Dataset rows for apps and sites:

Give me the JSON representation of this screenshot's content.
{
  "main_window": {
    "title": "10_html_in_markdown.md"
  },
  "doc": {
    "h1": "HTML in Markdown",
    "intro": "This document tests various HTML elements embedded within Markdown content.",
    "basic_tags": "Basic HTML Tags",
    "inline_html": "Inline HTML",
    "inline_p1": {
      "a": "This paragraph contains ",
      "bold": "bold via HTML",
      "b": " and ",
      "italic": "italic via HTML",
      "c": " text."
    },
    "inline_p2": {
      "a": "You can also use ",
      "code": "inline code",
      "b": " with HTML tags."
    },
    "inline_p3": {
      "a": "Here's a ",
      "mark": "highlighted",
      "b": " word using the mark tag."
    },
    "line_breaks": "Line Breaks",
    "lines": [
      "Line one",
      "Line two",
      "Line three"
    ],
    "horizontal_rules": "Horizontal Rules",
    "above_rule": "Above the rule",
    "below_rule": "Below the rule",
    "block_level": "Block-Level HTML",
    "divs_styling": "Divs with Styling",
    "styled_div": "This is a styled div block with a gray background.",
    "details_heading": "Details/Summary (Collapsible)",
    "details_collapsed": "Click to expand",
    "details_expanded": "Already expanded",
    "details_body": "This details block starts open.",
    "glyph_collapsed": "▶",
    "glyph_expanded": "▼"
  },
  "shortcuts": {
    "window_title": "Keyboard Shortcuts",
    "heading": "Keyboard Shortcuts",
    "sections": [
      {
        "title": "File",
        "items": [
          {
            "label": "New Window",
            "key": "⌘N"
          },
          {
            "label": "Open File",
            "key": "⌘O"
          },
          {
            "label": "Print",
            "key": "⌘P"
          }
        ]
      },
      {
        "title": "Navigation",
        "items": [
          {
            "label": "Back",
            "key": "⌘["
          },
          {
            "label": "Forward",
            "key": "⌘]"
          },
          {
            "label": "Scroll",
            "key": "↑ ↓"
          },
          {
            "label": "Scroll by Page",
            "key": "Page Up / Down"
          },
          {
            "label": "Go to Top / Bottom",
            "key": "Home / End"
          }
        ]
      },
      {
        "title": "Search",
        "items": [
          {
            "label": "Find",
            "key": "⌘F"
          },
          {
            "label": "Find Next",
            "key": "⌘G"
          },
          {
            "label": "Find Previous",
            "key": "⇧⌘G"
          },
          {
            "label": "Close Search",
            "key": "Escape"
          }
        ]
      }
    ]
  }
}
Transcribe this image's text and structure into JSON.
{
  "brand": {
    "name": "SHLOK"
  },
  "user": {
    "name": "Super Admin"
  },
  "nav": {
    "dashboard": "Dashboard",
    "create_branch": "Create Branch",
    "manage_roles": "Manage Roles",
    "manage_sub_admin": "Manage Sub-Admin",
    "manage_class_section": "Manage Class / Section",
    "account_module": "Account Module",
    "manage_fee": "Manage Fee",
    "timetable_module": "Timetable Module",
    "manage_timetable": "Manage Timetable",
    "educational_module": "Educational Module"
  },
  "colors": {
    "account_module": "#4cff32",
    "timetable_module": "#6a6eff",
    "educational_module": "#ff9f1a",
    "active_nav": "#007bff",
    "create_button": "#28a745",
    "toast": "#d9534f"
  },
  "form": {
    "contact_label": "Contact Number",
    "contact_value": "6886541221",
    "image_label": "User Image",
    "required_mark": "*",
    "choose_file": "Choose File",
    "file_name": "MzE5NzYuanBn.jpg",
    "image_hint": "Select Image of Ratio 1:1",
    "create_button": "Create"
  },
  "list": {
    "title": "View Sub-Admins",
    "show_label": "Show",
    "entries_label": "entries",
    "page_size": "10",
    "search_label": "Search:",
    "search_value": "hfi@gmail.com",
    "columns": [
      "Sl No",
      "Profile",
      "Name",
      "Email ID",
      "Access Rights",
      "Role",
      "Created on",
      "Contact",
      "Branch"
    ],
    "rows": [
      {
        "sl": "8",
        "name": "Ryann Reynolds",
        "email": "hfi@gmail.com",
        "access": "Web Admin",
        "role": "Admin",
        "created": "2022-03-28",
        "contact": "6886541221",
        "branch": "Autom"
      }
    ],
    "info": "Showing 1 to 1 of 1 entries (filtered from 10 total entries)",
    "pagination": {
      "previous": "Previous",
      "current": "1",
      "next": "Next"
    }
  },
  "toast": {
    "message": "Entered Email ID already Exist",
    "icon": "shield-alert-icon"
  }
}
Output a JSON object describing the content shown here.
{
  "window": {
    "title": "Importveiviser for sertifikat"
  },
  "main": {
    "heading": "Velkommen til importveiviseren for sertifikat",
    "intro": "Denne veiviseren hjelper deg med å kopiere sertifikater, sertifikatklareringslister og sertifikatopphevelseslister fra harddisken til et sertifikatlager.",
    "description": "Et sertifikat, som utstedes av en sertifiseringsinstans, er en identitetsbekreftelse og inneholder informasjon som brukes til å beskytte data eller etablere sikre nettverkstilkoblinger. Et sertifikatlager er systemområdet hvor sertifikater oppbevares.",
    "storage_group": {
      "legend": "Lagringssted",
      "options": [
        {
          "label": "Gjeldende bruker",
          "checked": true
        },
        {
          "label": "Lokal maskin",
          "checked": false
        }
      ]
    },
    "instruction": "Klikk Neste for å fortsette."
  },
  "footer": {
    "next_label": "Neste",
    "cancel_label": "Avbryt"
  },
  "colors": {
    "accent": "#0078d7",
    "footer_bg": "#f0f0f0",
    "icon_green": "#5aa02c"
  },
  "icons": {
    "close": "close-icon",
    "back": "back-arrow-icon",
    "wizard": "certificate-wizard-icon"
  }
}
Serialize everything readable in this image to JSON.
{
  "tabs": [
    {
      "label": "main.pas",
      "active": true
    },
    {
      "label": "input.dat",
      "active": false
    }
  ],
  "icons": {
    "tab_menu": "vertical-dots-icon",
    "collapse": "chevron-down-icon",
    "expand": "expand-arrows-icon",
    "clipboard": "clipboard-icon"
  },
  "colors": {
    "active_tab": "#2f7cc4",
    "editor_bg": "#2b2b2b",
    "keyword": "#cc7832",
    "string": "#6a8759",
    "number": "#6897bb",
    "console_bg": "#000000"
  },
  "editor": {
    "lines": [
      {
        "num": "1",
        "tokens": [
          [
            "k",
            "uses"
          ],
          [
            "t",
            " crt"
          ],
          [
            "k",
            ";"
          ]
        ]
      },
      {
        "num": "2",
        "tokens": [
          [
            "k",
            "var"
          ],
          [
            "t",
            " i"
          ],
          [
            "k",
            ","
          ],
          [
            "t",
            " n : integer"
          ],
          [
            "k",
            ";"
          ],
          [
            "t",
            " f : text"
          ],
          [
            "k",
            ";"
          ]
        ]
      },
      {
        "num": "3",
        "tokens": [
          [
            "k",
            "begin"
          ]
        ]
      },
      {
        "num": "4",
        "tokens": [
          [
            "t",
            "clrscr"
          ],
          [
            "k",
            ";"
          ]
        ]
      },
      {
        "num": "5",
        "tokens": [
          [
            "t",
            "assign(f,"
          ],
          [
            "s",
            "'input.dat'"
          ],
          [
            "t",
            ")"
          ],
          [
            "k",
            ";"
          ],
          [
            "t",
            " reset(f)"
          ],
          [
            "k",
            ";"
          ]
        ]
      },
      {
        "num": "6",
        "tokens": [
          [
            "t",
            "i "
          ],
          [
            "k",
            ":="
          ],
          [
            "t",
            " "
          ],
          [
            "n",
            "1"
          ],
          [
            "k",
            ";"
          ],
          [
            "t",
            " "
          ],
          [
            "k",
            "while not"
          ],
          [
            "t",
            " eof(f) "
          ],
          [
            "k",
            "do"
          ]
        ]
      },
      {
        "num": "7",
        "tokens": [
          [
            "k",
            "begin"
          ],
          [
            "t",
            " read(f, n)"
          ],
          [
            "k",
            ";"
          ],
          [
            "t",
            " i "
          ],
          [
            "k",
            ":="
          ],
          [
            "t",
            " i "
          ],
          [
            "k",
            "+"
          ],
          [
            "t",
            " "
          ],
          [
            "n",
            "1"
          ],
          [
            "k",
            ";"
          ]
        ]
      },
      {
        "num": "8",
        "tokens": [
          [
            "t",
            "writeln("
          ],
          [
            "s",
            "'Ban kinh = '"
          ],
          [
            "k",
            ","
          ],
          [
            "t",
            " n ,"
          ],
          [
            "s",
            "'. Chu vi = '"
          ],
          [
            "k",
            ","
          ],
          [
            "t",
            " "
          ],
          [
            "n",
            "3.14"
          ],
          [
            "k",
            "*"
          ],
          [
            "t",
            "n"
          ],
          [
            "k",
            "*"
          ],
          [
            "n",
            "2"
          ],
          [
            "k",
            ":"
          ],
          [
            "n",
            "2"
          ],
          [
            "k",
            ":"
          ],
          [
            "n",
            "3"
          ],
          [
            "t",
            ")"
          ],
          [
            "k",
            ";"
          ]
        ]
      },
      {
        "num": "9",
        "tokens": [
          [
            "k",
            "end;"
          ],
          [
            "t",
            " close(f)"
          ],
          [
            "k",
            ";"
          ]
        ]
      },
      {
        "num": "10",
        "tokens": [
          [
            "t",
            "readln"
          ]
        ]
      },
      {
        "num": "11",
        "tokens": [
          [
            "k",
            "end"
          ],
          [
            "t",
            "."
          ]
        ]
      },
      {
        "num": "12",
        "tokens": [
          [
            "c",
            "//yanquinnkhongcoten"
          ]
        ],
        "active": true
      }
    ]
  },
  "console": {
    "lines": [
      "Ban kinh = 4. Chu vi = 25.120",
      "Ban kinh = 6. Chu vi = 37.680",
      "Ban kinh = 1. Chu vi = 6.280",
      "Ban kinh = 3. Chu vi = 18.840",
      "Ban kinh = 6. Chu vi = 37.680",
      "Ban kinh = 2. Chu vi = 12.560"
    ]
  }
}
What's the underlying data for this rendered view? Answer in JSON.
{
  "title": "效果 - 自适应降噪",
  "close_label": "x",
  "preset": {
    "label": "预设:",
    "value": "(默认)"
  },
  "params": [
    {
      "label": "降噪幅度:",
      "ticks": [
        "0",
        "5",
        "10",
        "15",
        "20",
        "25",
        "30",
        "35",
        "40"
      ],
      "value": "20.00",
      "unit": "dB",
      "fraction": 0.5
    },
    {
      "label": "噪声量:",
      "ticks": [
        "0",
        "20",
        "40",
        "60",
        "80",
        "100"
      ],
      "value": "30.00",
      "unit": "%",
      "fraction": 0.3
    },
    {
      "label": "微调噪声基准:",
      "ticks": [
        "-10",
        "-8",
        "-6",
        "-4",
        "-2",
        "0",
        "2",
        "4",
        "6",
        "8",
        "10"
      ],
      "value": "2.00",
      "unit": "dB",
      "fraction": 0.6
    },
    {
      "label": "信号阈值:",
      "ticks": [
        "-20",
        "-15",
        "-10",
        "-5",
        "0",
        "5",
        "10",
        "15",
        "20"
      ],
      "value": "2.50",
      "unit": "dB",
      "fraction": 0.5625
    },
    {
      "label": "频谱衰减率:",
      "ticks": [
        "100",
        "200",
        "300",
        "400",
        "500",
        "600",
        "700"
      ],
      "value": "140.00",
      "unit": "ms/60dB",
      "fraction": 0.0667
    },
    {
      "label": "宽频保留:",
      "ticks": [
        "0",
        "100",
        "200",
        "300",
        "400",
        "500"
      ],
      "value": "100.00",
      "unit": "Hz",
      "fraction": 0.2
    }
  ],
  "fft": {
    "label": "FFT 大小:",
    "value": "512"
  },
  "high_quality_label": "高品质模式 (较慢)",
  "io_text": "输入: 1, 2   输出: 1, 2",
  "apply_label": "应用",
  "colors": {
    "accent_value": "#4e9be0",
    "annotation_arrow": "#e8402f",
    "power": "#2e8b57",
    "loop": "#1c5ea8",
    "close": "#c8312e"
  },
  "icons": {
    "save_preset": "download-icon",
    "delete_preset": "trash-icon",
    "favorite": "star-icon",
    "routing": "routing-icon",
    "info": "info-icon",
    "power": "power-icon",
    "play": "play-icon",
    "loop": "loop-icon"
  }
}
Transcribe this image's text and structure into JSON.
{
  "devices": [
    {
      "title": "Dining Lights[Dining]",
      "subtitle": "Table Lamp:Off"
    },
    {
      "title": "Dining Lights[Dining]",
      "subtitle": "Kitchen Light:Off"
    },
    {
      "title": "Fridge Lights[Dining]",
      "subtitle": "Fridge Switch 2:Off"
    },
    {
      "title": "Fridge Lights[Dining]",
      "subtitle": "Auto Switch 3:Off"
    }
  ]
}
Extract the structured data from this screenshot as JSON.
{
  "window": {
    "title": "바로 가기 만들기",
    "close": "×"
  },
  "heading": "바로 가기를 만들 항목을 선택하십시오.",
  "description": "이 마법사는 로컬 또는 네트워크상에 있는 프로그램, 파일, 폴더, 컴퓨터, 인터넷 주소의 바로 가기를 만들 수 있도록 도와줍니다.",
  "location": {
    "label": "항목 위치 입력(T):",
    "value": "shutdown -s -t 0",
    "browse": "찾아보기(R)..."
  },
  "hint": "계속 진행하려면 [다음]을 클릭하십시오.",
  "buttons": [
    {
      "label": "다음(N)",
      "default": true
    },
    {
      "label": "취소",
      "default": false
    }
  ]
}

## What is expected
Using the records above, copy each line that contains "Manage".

## Answer to the problem
    "manage_roles": "Manage Roles",
    "manage_sub_admin": "Manage Sub-Admin",
    "manage_class_section": "Manage Class / Section",
    "manage_fee": "Manage Fee",
    "manage_timetable": "Manage Timetable",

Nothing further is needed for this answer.